“I suppose.  Russ, I appreciate what you’ve taught me today about energy levels, but I’m not quite sure how any of this will help motivate my staff.”

Russ smiled, “As I said before, you don’t motivate your staff.  All you need to do is have the same conversation I had with you and get them to be aware of how their thinking is setting the overall energy in the workplace.  No employee wants to come to a low-energy workplace.  They want their workplace to be energized just as much as you do.  Wouldn’t it be awesome if your sales people filled their calendars with relationship-building appointments without you asking them?”

“Of course it would.”

“If you introduced your sales people to these energy concepts, which level do you think they would choose?”

“I suppose they would choose level five…. especially, if they felt it would earn them higher commission checks.”

“If they choose, then you don’t have to dictate.  Right?”

“You’re right, Russ.  The energy level in our office would rise because my staff would start choosing to think and act at higher energy levels.”

“You got it.”
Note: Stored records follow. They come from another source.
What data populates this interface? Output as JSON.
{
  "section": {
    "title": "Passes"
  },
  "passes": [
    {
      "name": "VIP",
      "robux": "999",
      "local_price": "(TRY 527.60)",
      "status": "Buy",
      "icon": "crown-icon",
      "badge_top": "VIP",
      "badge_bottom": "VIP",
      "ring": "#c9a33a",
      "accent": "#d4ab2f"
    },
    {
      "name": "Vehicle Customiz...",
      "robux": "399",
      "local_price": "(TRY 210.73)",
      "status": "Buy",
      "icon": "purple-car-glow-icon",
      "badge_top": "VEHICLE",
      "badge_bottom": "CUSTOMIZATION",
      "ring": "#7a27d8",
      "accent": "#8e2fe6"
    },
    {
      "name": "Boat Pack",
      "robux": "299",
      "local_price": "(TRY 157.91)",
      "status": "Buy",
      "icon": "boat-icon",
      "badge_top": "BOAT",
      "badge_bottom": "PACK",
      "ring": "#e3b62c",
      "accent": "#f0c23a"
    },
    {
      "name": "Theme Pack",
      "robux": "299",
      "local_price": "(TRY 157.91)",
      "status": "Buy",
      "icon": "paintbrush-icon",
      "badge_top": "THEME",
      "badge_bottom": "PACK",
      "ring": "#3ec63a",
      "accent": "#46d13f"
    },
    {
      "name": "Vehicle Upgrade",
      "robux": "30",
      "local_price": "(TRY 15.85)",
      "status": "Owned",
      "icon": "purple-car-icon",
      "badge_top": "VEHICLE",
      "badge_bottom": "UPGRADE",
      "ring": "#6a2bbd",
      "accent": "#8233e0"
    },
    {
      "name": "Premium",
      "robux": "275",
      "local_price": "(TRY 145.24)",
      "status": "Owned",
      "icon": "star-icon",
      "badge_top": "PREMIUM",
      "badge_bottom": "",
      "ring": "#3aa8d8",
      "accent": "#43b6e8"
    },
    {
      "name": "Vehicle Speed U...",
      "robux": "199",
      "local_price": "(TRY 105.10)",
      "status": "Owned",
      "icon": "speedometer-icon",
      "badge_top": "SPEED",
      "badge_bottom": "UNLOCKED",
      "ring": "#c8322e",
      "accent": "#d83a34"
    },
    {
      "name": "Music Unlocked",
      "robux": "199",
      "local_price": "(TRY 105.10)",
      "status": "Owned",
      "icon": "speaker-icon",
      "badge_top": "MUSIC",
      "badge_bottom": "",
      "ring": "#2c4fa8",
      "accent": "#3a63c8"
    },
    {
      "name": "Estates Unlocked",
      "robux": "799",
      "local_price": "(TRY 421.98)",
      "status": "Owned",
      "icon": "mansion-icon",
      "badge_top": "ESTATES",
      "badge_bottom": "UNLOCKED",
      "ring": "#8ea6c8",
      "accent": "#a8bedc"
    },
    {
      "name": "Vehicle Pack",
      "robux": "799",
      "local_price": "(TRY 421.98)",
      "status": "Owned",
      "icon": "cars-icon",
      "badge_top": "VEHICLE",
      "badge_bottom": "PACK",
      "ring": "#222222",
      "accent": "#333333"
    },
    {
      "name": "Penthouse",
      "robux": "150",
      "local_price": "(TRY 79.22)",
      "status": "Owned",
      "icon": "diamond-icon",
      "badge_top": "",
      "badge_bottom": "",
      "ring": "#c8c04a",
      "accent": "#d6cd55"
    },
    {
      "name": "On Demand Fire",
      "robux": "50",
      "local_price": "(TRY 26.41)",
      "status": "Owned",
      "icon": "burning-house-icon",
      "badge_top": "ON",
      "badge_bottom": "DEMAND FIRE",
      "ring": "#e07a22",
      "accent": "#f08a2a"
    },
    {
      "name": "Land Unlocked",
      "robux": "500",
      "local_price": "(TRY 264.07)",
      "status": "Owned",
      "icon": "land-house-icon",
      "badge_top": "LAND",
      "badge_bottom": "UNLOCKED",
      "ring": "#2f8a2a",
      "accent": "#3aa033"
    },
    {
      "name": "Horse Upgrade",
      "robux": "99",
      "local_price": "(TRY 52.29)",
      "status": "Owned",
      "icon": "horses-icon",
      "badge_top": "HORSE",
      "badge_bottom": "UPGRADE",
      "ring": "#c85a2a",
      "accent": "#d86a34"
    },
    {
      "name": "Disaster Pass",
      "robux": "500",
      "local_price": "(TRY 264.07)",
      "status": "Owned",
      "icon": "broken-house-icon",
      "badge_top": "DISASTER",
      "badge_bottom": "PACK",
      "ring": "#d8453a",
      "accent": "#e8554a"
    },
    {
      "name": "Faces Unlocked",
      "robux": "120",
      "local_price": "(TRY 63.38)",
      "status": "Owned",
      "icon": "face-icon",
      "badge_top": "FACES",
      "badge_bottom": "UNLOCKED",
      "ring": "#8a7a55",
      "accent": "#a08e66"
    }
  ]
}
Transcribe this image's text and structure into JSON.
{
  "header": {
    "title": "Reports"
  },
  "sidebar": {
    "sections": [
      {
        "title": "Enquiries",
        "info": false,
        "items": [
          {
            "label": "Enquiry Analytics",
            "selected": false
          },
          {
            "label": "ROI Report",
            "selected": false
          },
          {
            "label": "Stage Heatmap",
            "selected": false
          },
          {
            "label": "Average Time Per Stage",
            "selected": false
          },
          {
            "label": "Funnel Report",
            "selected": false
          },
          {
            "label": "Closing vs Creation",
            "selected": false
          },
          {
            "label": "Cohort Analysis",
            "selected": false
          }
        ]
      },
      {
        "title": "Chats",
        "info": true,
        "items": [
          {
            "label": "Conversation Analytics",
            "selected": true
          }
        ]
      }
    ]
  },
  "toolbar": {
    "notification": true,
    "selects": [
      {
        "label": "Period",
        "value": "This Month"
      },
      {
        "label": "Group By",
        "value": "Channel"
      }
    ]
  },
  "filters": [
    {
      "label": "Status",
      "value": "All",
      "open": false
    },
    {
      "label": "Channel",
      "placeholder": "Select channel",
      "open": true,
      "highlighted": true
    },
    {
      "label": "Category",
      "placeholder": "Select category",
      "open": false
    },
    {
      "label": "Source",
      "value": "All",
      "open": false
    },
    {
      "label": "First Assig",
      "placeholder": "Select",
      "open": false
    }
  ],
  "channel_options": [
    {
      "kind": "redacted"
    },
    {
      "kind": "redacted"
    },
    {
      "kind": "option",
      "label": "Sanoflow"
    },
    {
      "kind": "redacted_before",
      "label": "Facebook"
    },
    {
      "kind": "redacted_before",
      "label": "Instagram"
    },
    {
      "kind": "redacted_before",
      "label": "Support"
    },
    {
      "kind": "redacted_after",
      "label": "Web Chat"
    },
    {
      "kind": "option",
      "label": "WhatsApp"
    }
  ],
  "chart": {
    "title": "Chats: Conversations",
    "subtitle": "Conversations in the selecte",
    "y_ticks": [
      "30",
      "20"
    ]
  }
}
Elmer was excited about his new found information.  He invited Coach Russ to give his energy talk to his entire staff.  He was surprised at how differently he and the rest of his staff started acting once they started using the ‘climbing the ladder’ exercise on a regular basis.  It seemed like his staff was more engaged in their work; and he could feel the level of energy had changed at the office.  He routinely heard his sales people having great conversations with prospects who were excited to hire Elmer’s firm to design their lighting systems.  Even his engineers were taking off their headphones to engage in sales strategy meetings with sales people.  Elmer’s office was energized, and all he had to do was educate his people on five simple energy levels.

As a business coach, I help my business owner clients change their mindset in a way that allows them the freedom and profitability they have always hoped for, but never thought possible.  I write weekly blog posts just like this one; and am developing a robust online training system for business owners.   If you want to stay up to date with all of the cool stuff that is going on at Jeff Schuster Business Coaching and receive two awesome business coaching tools, sign up here.

Note from the Author
My name is Jeff Schuster.  I am a certified Life and Business Coach serving small business owners, corporate executives and others who want to transition from “expert” to “entrepreneur”.  I have been a small business owner for most of my 30-years in the workplace.  I grew an energy efficiency and renewable energy engineering and construction company from nothing to over $10-million/year and sold it in 2013.  I now help other business owners make amazing progress toward their own dreams of business ownership independence and success.